In this context, Italy needs six or seven waste-to-energy plants (75% of them in southern Italy) in order to fill the infrastructure gap in the waste disposal management process compared to Europe’s best performers (~5% landfilling). The need for new waste-to-energy plants in southern Italy is small compared to the 37 plants located in the north of Italy. Despite the obvious advantages of the above-mentioned plants, several factors have hindered the development of infrastructure so far. One of the main obstacles is the NIMBY (not in my back yard) syndrome, fostered mainly by political interests and protest groups. Moreover, the NIMBY syndrome is worsened by bureaucracy, which has a negative impact on the time to market of waste-to-energy plants. The NIMBY syndrome is based on the belief that WtEs are a deterrent to the development of sorted waste collection, not to mention that a certain part of the recycled waste still needs to be disposed of anyway. In actual fact, the European countries where waste-to-energy is used in a significant way have among the highest levels of separate waste collection in Europe. Another belief is that the presence of a waste-to-energy plant causes traffic congestion. In this respect, it is worth mentioning that, for operational purposes, a medium-sized plant would need fewer than 100 means of transport on a daily basis. Filling the infrastructure gap would make it possible to enhance the overall waste disposal process, lower the waste disposal tax charged on southern municipalities and generate value on a local and national scale.
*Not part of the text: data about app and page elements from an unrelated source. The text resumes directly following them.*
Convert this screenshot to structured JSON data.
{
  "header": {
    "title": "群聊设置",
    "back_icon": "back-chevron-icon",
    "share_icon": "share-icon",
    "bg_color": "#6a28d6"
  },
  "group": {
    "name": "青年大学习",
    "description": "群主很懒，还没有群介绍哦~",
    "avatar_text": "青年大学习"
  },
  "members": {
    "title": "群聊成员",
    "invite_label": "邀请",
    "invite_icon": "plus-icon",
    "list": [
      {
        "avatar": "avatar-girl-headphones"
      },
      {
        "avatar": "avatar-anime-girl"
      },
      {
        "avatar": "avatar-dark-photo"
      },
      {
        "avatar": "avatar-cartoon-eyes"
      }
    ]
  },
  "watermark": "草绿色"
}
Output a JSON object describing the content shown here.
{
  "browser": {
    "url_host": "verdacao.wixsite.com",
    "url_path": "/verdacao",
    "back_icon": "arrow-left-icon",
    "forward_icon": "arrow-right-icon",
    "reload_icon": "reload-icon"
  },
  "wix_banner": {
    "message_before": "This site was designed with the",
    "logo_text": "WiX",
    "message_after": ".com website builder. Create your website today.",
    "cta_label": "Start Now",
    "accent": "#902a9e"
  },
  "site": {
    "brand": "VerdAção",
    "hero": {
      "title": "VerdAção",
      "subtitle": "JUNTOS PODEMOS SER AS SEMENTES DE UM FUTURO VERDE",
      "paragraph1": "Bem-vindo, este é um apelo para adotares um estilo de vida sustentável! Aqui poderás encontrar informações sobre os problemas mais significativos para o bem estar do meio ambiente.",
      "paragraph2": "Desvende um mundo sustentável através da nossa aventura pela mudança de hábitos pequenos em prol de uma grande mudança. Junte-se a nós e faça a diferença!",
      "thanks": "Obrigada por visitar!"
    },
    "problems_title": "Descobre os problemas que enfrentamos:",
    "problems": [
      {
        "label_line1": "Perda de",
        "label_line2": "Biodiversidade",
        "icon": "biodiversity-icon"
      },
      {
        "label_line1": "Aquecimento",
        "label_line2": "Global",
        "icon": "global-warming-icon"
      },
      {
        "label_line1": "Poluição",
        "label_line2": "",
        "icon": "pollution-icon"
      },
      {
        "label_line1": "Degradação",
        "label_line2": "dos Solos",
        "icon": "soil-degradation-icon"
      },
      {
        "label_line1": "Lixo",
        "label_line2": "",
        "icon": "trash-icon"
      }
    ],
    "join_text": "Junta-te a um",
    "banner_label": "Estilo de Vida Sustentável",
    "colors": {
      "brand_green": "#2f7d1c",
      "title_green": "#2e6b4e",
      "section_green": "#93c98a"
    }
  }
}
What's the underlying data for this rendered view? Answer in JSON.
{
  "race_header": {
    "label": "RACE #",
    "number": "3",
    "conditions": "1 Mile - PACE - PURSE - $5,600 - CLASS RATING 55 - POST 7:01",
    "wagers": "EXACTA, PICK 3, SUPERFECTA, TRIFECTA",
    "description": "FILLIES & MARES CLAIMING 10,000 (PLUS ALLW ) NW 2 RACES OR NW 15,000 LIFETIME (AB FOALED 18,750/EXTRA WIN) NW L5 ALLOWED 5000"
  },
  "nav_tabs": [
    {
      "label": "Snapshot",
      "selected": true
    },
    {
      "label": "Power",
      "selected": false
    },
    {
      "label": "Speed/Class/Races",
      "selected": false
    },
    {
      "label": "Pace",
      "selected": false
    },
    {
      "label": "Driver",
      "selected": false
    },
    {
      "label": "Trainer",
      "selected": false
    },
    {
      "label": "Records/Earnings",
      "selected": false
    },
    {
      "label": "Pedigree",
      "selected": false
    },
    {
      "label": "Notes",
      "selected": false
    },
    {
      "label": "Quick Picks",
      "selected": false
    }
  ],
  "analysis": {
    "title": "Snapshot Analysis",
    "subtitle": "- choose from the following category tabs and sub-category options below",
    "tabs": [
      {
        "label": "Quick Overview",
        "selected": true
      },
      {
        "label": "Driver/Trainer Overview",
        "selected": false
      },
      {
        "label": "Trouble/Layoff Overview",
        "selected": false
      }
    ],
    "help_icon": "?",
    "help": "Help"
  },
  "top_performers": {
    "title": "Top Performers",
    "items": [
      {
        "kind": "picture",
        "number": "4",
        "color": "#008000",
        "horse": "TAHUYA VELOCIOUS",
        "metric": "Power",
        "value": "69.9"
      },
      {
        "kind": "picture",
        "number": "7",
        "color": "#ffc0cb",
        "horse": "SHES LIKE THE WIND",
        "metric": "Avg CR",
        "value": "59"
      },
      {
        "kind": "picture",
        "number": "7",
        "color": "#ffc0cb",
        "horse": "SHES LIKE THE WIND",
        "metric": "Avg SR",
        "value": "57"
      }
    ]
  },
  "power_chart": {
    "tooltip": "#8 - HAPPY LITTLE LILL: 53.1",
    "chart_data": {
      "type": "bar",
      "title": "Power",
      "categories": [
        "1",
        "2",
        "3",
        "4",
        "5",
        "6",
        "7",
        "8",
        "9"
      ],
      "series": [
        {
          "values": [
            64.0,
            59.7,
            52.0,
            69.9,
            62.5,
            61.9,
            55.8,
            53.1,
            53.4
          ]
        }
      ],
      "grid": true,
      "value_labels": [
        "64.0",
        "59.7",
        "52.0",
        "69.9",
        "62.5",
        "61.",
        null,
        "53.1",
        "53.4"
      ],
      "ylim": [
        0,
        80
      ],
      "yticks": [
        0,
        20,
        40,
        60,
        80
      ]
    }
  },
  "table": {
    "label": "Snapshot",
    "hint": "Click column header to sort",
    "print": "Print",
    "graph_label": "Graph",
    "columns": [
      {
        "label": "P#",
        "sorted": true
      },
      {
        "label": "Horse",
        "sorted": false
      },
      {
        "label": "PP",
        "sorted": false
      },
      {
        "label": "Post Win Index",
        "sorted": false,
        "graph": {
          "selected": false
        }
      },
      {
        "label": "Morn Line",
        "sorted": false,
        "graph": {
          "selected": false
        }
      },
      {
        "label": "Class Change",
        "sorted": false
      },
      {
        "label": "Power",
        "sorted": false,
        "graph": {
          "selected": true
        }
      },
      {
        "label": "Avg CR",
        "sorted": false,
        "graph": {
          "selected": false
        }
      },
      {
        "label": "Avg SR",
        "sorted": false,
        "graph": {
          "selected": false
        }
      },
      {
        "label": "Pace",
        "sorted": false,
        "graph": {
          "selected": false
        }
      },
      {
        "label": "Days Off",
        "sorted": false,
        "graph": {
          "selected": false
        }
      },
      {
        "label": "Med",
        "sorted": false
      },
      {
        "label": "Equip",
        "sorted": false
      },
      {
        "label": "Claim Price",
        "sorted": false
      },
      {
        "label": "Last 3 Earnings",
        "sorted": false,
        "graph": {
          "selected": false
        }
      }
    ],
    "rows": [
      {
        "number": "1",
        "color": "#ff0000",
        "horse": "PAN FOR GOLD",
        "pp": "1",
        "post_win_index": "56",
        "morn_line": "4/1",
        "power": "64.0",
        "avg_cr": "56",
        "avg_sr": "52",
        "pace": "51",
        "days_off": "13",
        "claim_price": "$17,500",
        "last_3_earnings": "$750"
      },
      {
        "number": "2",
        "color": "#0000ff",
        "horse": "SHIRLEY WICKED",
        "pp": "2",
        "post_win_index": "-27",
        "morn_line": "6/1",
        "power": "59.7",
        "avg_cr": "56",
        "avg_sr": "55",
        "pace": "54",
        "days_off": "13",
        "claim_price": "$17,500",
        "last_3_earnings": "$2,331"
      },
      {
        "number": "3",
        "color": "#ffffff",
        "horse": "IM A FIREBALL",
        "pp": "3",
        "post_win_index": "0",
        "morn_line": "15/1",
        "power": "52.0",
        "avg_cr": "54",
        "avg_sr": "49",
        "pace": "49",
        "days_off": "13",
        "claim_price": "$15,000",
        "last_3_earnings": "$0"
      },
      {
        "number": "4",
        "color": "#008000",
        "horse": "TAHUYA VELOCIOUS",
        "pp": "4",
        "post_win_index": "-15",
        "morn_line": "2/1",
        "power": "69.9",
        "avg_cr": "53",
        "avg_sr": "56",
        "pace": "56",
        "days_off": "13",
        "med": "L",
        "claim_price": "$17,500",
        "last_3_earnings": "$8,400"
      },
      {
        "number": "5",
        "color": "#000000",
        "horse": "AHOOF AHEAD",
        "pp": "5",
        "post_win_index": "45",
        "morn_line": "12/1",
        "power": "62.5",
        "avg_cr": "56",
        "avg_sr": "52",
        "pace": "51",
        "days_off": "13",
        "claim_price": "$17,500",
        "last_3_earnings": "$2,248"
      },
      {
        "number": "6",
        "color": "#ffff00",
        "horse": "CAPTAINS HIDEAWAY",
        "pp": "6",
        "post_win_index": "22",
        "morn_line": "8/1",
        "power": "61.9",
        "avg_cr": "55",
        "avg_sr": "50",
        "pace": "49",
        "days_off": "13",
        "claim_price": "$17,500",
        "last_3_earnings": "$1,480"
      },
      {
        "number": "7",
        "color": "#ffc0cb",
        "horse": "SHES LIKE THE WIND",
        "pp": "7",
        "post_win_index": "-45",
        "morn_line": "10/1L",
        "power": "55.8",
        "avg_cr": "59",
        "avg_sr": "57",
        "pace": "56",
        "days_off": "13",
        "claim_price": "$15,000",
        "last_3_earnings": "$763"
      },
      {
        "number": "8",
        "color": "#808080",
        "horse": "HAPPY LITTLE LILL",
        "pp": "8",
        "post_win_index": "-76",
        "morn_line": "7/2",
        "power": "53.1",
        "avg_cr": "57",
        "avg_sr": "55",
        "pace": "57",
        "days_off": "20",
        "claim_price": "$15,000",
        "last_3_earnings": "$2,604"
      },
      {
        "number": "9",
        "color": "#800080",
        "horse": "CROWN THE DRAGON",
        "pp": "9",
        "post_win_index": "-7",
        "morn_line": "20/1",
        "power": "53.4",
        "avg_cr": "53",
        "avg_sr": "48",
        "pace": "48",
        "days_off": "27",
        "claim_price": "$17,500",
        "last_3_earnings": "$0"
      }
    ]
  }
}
Compared to the first incineration plants, the new plants ensure increased environmental efficiency in terms of greenhouse gas emissions, clean energy production and materials recovery. In addition to this, research and development is moving forward in this field, focusing on green hydrogen production. This could further increase the strategic significance of WtE plants. In the years to come, it is likely that the demand for decarbonised hydrogen will grow in the heavy transport sector. The main source of decarbonised hydrogen will be non-programmable renewable generators (e.g. photovoltaic and wind power plants) and waste-to-energy plants characterised by baseload production which will ensure continuity to the generation and production of hydrogen.
In conclusion, the European policy framework should consider European countries’ peculiarities and their level of development in terms of waste disposal management and infrastructure, and it should value the electricity, heat and hydrogen production generated by waste-to-energy plants.